beliefs.” Guidroz-Brault v. Mo. Pac. R.R. Co.,
254 F.3d 825, 829 (9th Cir. 2001). The expert's opinion
must also be “based on sufficient facts or data,
” be “the product of reliable principles and
methods, ” and show that the “expert has reliably
applied the principles and methods to the facts of the
case.” FRE 702(b)-(d). “An expert's bald
assurance of validity is not enough. Daubert v. Merrell
Dow Pharm., Inc., 43 F.3d 1311, 1316 (9th Cir. 1995).
Pierce relies on the expert opinion testimony of Tom Baird
(“Baird”). Baird is a Safety
Investigator/Consultant with over 45 years of experience
dealing with construction-safety issues. Baird Decl. 1, 26.
He has investigated and consulted in over 1, 440 injuries
since 1994. Id. His 37-page curriculum vitae
chronicles his education, training, and experience.
Id. at 26-62.
inspected the site and surrounding area where Pierce tripped
and fell, taking pictures and measurements. Id. at
3. He also reviewed the complaint, defendants' answer,
Pierce's deposition transcript, and defendants'
motion for summary judgment. Id. at 2. Baird does
not say whether he spoke to Pierce.
testimony includes four opinions.

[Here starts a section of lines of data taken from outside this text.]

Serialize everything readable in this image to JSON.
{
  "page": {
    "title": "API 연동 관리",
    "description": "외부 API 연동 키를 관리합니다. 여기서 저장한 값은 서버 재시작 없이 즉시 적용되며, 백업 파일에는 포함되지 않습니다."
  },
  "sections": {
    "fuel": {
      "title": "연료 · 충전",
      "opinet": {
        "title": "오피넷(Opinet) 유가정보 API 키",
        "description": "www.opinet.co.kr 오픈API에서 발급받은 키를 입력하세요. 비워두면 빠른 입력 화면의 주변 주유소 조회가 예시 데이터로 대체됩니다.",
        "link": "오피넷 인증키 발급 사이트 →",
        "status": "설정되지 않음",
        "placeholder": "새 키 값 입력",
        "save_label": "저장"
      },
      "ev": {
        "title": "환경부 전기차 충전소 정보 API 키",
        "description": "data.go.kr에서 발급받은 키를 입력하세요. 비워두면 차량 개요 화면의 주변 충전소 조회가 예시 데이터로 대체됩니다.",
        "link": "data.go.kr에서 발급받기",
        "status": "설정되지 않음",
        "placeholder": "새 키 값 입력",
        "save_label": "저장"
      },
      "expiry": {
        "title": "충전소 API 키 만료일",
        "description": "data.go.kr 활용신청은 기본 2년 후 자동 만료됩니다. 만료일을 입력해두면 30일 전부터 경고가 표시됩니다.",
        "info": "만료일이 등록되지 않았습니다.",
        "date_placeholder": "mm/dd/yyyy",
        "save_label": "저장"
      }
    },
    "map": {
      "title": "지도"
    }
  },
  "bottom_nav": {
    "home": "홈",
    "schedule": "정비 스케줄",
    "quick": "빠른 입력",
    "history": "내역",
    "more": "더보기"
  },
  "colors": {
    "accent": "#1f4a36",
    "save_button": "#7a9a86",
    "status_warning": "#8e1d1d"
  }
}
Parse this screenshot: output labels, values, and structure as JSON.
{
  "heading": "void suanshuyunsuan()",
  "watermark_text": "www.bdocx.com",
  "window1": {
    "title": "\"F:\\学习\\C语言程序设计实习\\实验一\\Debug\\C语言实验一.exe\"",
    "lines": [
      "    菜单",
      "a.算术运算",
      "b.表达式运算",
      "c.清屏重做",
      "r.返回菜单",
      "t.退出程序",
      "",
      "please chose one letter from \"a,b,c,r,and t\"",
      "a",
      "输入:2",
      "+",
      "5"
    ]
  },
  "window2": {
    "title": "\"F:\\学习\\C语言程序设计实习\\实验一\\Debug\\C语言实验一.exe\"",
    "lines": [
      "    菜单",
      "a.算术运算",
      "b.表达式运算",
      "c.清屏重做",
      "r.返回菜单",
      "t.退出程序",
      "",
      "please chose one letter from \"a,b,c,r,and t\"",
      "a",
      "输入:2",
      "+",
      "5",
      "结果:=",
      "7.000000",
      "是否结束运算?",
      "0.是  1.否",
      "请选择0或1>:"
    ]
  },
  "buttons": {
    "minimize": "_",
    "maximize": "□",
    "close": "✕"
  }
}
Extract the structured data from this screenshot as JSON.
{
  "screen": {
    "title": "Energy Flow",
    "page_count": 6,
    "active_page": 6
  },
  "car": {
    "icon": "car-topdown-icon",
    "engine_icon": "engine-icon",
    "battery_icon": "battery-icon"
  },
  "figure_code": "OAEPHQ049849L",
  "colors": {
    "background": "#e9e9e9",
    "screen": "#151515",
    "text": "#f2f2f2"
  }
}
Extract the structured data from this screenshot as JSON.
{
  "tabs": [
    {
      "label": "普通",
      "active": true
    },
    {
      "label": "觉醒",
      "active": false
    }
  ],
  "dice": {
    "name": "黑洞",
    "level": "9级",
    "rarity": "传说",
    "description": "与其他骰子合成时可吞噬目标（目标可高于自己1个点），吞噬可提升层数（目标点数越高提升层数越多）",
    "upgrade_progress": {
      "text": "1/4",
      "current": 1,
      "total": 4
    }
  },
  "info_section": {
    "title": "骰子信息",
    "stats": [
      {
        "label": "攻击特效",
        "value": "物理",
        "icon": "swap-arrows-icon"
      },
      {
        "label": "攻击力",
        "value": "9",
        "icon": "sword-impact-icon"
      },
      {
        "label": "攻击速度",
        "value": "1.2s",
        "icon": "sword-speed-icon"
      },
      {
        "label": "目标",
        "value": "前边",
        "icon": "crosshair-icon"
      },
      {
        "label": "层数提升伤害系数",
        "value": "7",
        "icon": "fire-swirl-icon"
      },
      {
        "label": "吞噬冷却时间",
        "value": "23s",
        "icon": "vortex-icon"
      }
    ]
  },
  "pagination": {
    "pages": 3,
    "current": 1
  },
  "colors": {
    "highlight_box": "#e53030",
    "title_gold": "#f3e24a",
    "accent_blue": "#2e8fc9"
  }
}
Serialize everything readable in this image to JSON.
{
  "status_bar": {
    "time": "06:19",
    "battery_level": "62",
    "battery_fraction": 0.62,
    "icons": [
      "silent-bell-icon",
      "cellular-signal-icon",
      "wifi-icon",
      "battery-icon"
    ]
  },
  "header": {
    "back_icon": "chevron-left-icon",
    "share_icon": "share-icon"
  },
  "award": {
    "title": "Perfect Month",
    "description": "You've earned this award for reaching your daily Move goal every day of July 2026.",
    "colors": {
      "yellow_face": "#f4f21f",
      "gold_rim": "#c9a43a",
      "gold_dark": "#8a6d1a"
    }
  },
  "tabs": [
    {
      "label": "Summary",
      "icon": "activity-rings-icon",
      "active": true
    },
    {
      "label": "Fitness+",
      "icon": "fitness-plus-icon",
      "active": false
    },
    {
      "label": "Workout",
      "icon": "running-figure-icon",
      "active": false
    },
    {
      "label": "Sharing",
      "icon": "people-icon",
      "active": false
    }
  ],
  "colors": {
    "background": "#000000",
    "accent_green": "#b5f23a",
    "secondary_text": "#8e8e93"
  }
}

Id. at 3.
Defendants object to the admissibility of all four opinions,
arguing that they are conclusory and lack an adequate factual
basis. Reply at 2-6. This court agrees. In each opinion,
Baird merely integrates legal conclusions into the
complaint's allegations. Whether the opinions are
“the product of reliable principles and methods,
” and whether he “has reliably applied the
principles and methods to the facts of the case” is
unknown because he has not identified any principles or
methods at all in violation of FRE 702 (b)-(d).
Daubert, 43 F.3d at 1316 (“Rather, the party
presenting the expert must show that the expert's
findings are based on sound science, and this will require
some objective, independent validation of the expert's
in a subsequent section of Baird's testimony entitled
“Basis of Opinions, ” Baird offers additional
speculations and legal conclusions not based on any data or
methods and principles. Without referencing any accepted
industry standards or even the applicable building code for
the placement of handrails and guardrails, Baird repeatedly
speculates that “[a]ll of the walkways adjacent to the
water feature should have guardrails for the safety of the
hotel guests.” Baird Decl. at 4; Id. (“A
guardrail should have been placed at the location and that
would have prevented this incident”). At one point, he
evens says: “It is simple hazard analysis. A guardrail
should have been placed at the location of the incident.
Placing a guardrail there would have eliminated the
unreasonably hazardous and dangerous condition.”
Id. However, Baird fails to do an analysis, or-if he
has performed one-show the court what he did and what he
relied on to reach his conclusion.
without referencing the testimony of any fact witness, Baird
Upon reaching the bridged walkway [sic] the walkway narrows
to only 58″. Ms. Pierce's perception upon stepping
aside to let Ms. George pass would be that the walkway would
be the same width as it was until that point in the walkway,
that being 78″ wide. ...